“I was raised Catholic but for several years I’ve been studying the religious traditions of India and the East,” he explains. “I’ve had no formal religious training and I don’t meditate, although I certainly pray--for me, prayer goes on constantly in one form or another. I’ve had a few pivotal experiences in the course of my spiritual studies and have met some extraordinary people. I met Krishnamurti, who lived in Madras prior to his death, and I met another very powerful man in Delhi who was close to Krishnamurti. Krishnamurti’s ideas have been quite important for me.”

Another facet of Clemente’s quest for self-knowledge is reflected in his unending travels.

“I travel because I like to be reminded of different ways of living,” he explains. “It’s very liberating to see that the law of one land is meaningless in another. Lately I’ve found myself very curious about Africa, yet I feel shy about opening a new chapter. Still, I feel I know Africa in the way I knew India without ever having been there.

“I love New York, partly because I’ve always felt strong emotional ties with the Beat Generation and the New York School of painting. And I’ve enjoyed the time I spent in L.A., but I don’t think I could live there without being on drugs. That seems like the way you’re supposed to experience the place, no?

“Generally, I like this country very much, although I find that there’s a unique way of feeling worthless in America. Because there’s no class system here commerce has been made god, and if you have no product to send to market, you’re nothing. There’s an intense kind of loneliness that’s peculiar to this place--but loneliness isn’t always bad. Loneliness can be sublime.”

Clemente’s years of travel are visually manifested in the sweeping universality of his paintings. Designed to be felt rather than interpreted, his work is infused with great tenderness--one senses in these images an acute awareness of the fragility of living, and a profound affection for the endless parade of faces that pass through--all of whom are struggling with the bonds of consciousness, all of whom are basically the same.

“The faces in my paintings all look alike because I want the figures to have the quality of just faces in the crowd--because that is what we all are,” says Clemente.

Yes, one concurs, but how does Clemente reconcile this humble understanding of man’s place in the universe with the fact that he’s treated as a god within the art world?
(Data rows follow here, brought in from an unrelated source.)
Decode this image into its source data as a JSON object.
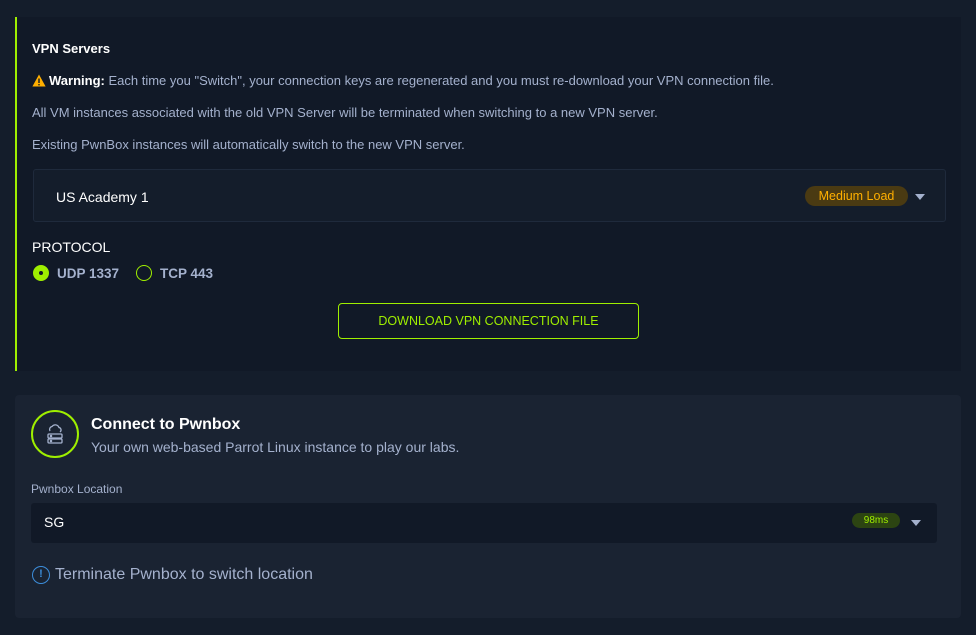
{
  "vpn": {
    "title": "VPN Servers",
    "warning_label": "Warning:",
    "warning_text": "Each time you \"Switch\", your connection keys are regenerated and you must re-download your VPN connection file.",
    "line2": "All VM instances associated with the old VPN Server will be terminated when switching to a new VPN server.",
    "line3": "Existing PwnBox instances will automatically switch to the new VPN server.",
    "server": {
      "name": "US Academy 1",
      "load": "Medium Load"
    },
    "protocol_label": "PROTOCOL",
    "protocols": [
      {
        "label": "UDP 1337",
        "selected": true
      },
      {
        "label": "TCP 443",
        "selected": false
      }
    ],
    "download_label": "DOWNLOAD VPN CONNECTION FILE"
  },
  "pwnbox": {
    "title": "Connect to Pwnbox",
    "subtitle": "Your own web-based Parrot Linux instance to play our labs.",
    "location_label": "Pwnbox Location",
    "location_value": "SG",
    "ping": "98ms",
    "terminate_text": "Terminate Pwnbox to switch location"
  },
  "colors": {
    "accent": "#9fef00",
    "warning": "#ffaf00",
    "info": "#3c8dda",
    "background": "#141d2b",
    "panel": "#111927"
  },
  "icons": [
    "warning-icon",
    "chevron-down-icon",
    "cloud-server-icon",
    "info-icon"
  ]
}
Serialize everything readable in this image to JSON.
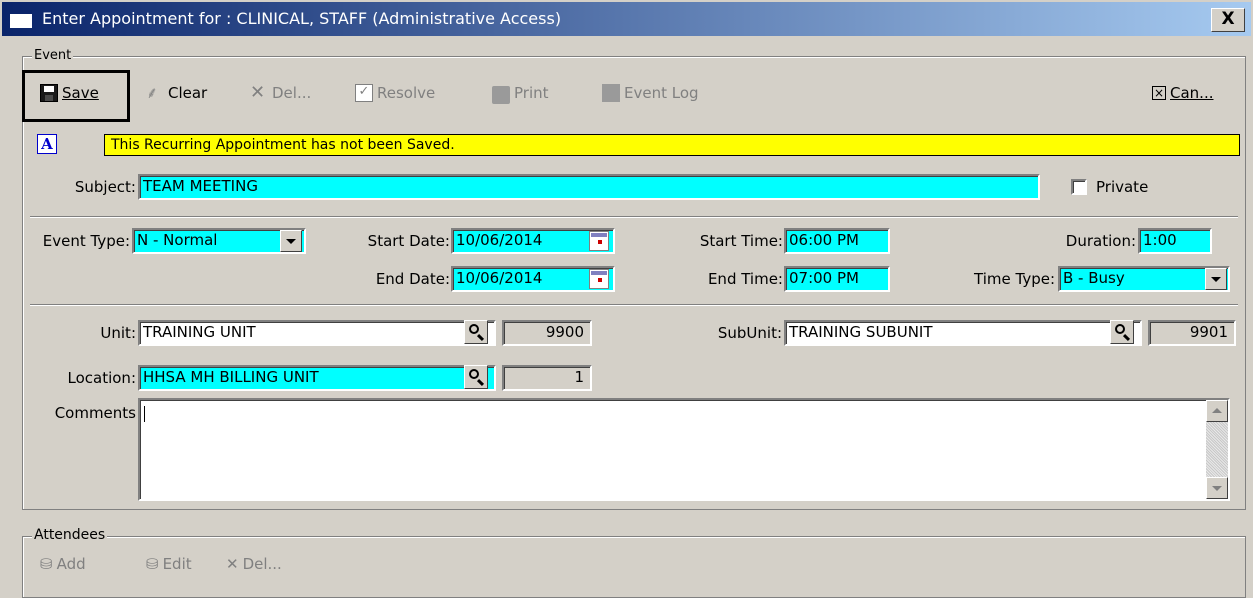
{
  "window": {
    "title": "Enter Appointment for : CLINICAL, STAFF (Administrative Access)",
    "close_label": "X"
  },
  "event_group": {
    "label": "Event"
  },
  "toolbar": {
    "save": "Save",
    "clear": "Clear",
    "del": "Del...",
    "resolve": "Resolve",
    "print": "Print",
    "event_log": "Event Log",
    "cancel": "Can..."
  },
  "banner": {
    "icon_letter": "A",
    "message": "This Recurring Appointment has not been Saved."
  },
  "subject": {
    "label": "Subject:",
    "value": "TEAM MEETING"
  },
  "private": {
    "label": "Private",
    "checked": false
  },
  "event_type": {
    "label": "Event Type:",
    "value": "N - Normal"
  },
  "start_date": {
    "label": "Start Date:",
    "value": "10/06/2014"
  },
  "end_date": {
    "label": "End Date:",
    "value": "10/06/2014"
  },
  "start_time": {
    "label": "Start Time:",
    "value": "06:00 PM"
  },
  "end_time": {
    "label": "End Time:",
    "value": "07:00 PM"
  },
  "duration": {
    "label": "Duration:",
    "value": "1:00"
  },
  "time_type": {
    "label": "Time Type:",
    "value": "B - Busy"
  },
  "unit": {
    "label": "Unit:",
    "value": "TRAINING UNIT",
    "code": "9900"
  },
  "subunit": {
    "label": "SubUnit:",
    "value": "TRAINING SUBUNIT",
    "code": "9901"
  },
  "location": {
    "label": "Location:",
    "value": "HHSA MH BILLING UNIT",
    "code": "1"
  },
  "comments": {
    "label": "Comments",
    "value": ""
  },
  "attendees": {
    "label": "Attendees",
    "add": "Add",
    "edit": "Edit",
    "del": "Del..."
  },
  "colors": {
    "required_field": "#00ffff",
    "banner": "#ffff00",
    "titlebar_start": "#0a246a",
    "titlebar_end": "#a6caf0"
  }
}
“The fringe benefits and attention that go with being an artist can be amusing, and when I first came to New York I socialized a lot and enjoyed it immensely. But the ‘career’ part of my life doesn’t change the fact that I’m disappointed in myself all the time. Even when my work is hailed as successful and people respond positively to it, it has little effect on my perception of myself because I feel that I’m just the vehicle for the work. It passes through me, that’s all. I struggle to remain aware of that because that understanding helps me to walk lightly through life.”